EXERCISE PROMPT => Your copy of the data below must be exact and must leave out all pictures.

THE DATA =>
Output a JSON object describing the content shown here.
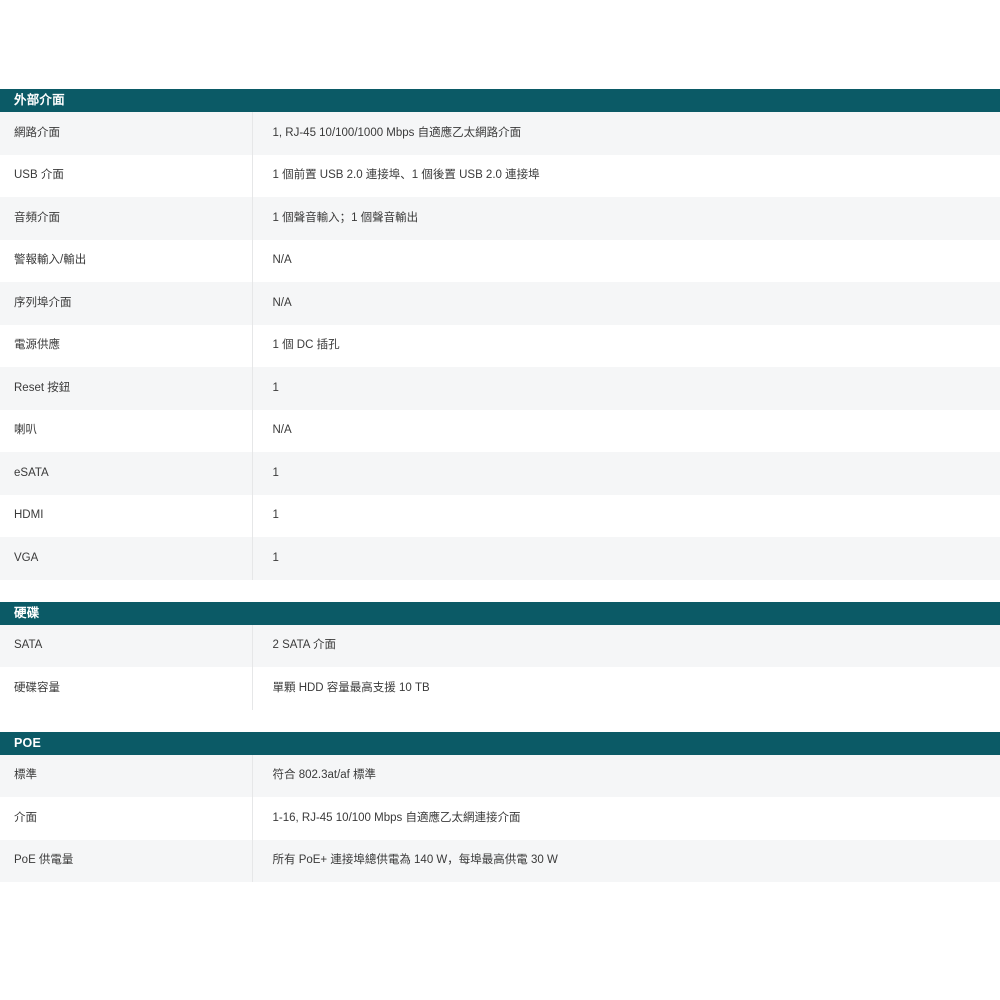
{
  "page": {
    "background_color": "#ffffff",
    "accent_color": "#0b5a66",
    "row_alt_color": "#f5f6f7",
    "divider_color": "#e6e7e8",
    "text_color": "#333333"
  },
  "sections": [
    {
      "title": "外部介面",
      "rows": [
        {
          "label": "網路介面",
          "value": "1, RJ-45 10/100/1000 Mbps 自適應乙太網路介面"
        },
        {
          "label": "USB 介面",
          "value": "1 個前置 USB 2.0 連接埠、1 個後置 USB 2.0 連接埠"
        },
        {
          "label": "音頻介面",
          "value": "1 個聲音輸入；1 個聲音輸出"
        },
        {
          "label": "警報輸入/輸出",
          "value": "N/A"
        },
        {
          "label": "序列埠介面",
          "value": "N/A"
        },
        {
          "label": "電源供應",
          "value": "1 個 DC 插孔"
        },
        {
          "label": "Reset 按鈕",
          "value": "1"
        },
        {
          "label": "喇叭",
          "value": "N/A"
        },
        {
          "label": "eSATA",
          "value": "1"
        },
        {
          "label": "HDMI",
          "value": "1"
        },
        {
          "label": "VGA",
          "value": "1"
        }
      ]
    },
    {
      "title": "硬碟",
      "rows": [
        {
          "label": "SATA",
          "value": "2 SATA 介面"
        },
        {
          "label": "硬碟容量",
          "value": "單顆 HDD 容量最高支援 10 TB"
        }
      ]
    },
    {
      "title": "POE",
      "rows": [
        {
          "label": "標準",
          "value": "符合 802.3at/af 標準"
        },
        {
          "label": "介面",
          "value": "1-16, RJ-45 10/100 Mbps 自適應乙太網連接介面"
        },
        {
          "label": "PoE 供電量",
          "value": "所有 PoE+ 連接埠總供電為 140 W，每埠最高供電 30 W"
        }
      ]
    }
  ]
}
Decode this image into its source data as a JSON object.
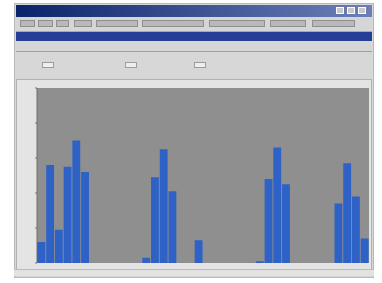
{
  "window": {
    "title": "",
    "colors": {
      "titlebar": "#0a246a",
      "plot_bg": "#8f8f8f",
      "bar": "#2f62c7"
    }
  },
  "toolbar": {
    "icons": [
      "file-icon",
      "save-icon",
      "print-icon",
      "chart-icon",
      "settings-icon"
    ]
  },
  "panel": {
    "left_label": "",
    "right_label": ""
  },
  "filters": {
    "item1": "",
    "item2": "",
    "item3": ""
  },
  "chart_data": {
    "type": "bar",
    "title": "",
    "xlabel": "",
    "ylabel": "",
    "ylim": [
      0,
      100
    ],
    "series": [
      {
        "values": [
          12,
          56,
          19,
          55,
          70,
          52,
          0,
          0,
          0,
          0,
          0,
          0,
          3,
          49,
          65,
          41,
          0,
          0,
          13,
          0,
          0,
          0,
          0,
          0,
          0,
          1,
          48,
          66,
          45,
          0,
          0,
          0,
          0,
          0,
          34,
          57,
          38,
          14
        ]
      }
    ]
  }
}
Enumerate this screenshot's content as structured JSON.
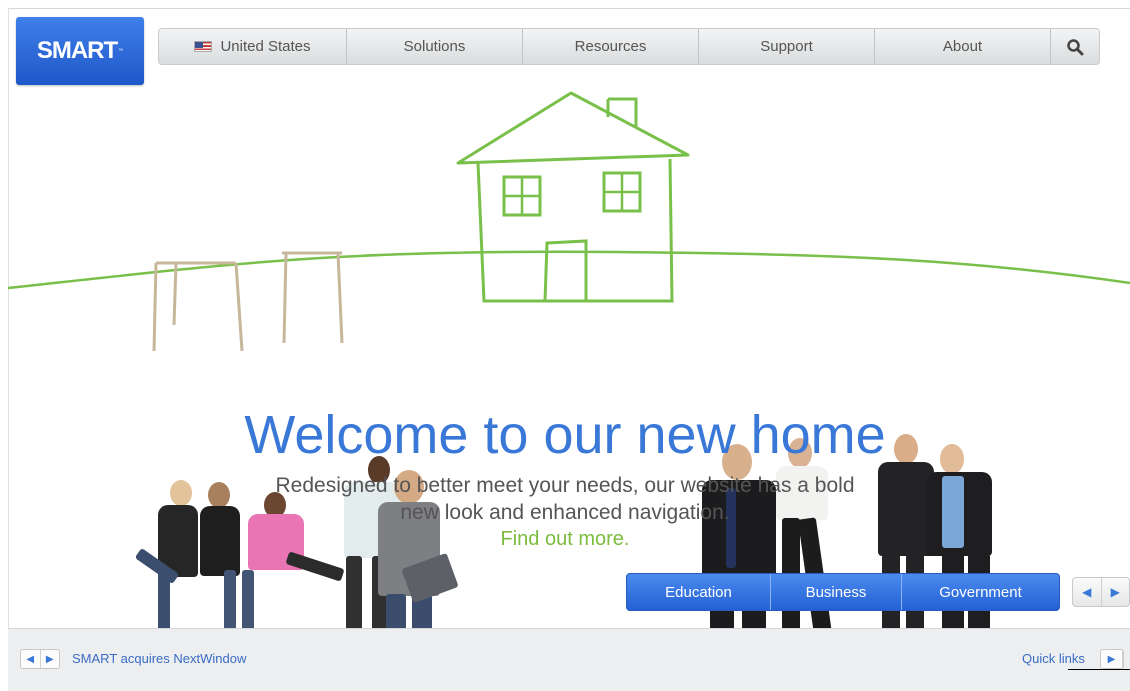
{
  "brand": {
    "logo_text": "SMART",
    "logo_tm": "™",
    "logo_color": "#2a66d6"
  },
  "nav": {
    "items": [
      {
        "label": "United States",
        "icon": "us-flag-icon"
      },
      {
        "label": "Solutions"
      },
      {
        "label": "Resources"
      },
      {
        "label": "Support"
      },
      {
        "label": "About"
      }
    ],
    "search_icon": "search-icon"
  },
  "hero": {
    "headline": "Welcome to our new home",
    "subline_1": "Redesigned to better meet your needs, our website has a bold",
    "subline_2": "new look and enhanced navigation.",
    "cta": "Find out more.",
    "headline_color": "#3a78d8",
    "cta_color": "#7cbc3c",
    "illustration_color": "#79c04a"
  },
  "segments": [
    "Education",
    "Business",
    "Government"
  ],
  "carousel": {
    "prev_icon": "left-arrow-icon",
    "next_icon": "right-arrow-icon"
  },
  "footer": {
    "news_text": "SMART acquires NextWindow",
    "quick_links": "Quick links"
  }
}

SOLUTION TO THIS TASK =>
Output a JSON object describing the content shown here.
{
  "page": {
    "background_color": "#ffffff",
    "accent_color": "#0b5a66",
    "row_alt_color": "#f5f6f7",
    "divider_color": "#e6e7e8",
    "text_color": "#333333"
  },
  "sections": [
    {
      "title": "外部介面",
      "rows": [
        {
          "label": "網路介面",
          "value": "1, RJ-45 10/100/1000 Mbps 自適應乙太網路介面"
        },
        {
          "label": "USB 介面",
          "value": "1 個前置 USB 2.0 連接埠、1 個後置 USB 2.0 連接埠"
        },
        {
          "label": "音頻介面",
          "value": "1 個聲音輸入；1 個聲音輸出"
        },
        {
          "label": "警報輸入/輸出",
          "value": "N/A"
        },
        {
          "label": "序列埠介面",
          "value": "N/A"
        },
        {
          "label": "電源供應",
          "value": "1 個 DC 插孔"
        },
        {
          "label": "Reset 按鈕",
          "value": "1"
        },
        {
          "label": "喇叭",
          "value": "N/A"
        },
        {
          "label": "eSATA",
          "value": "1"
        },
        {
          "label": "HDMI",
          "value": "1"
        },
        {
          "label": "VGA",
          "value": "1"
        }
      ]
    },
    {
      "title": "硬碟",
      "rows": [
        {
          "label": "SATA",
          "value": "2 SATA 介面"
        },
        {
          "label": "硬碟容量",
          "value": "單顆 HDD 容量最高支援 10 TB"
        }
      ]
    },
    {
      "title": "POE",
      "rows": [
        {
          "label": "標準",
          "value": "符合 802.3at/af 標準"
        },
        {
          "label": "介面",
          "value": "1-16, RJ-45 10/100 Mbps 自適應乙太網連接介面"
        },
        {
          "label": "PoE 供電量",
          "value": "所有 PoE+ 連接埠總供電為 140 W，每埠最高供電 30 W"
        }
      ]
    }
  ]
}
Decode this image into its source data as a JSON object.
{
  "window": {
    "title": "",
    "colors": {
      "titlebar": "#0a246a",
      "plot_bg": "#8f8f8f",
      "bar": "#2f62c7"
    }
  },
  "toolbar": {
    "icons": [
      "file-icon",
      "save-icon",
      "print-icon",
      "chart-icon",
      "settings-icon"
    ]
  },
  "panel": {
    "left_label": "",
    "right_label": ""
  },
  "filters": {
    "item1": "",
    "item2": "",
    "item3": ""
  },
  "chart_data": {
    "type": "bar",
    "title": "",
    "xlabel": "",
    "ylabel": "",
    "ylim": [
      0,
      100
    ],
    "series": [
      {
        "values": [
          12,
          56,
          19,
          55,
          70,
          52,
          0,
          0,
          0,
          0,
          0,
          0,
          3,
          49,
          65,
          41,
          0,
          0,
          13,
          0,
          0,
          0,
          0,
          0,
          0,
          1,
          48,
          66,
          45,
          0,
          0,
          0,
          0,
          0,
          34,
          57,
          38,
          14
        ]
      }
    ]
  }
}
Enumerate this screenshot's content as structured JSON.
{
  "brand": {
    "logo_text": "SMART",
    "logo_tm": "™",
    "logo_color": "#2a66d6"
  },
  "nav": {
    "items": [
      {
        "label": "United States",
        "icon": "us-flag-icon"
      },
      {
        "label": "Solutions"
      },
      {
        "label": "Resources"
      },
      {
        "label": "Support"
      },
      {
        "label": "About"
      }
    ],
    "search_icon": "search-icon"
  },
  "hero": {
    "headline": "Welcome to our new home",
    "subline_1": "Redesigned to better meet your needs, our website has a bold",
    "subline_2": "new look and enhanced navigation.",
    "cta": "Find out more.",
    "headline_color": "#3a78d8",
    "cta_color": "#7cbc3c",
    "illustration_color": "#79c04a"
  },
  "segments": [
    "Education",
    "Business",
    "Government"
  ],
  "carousel": {
    "prev_icon": "left-arrow-icon",
    "next_icon": "right-arrow-icon"
  },
  "footer": {
    "news_text": "SMART acquires NextWindow",
    "quick_links": "Quick links"
  }
}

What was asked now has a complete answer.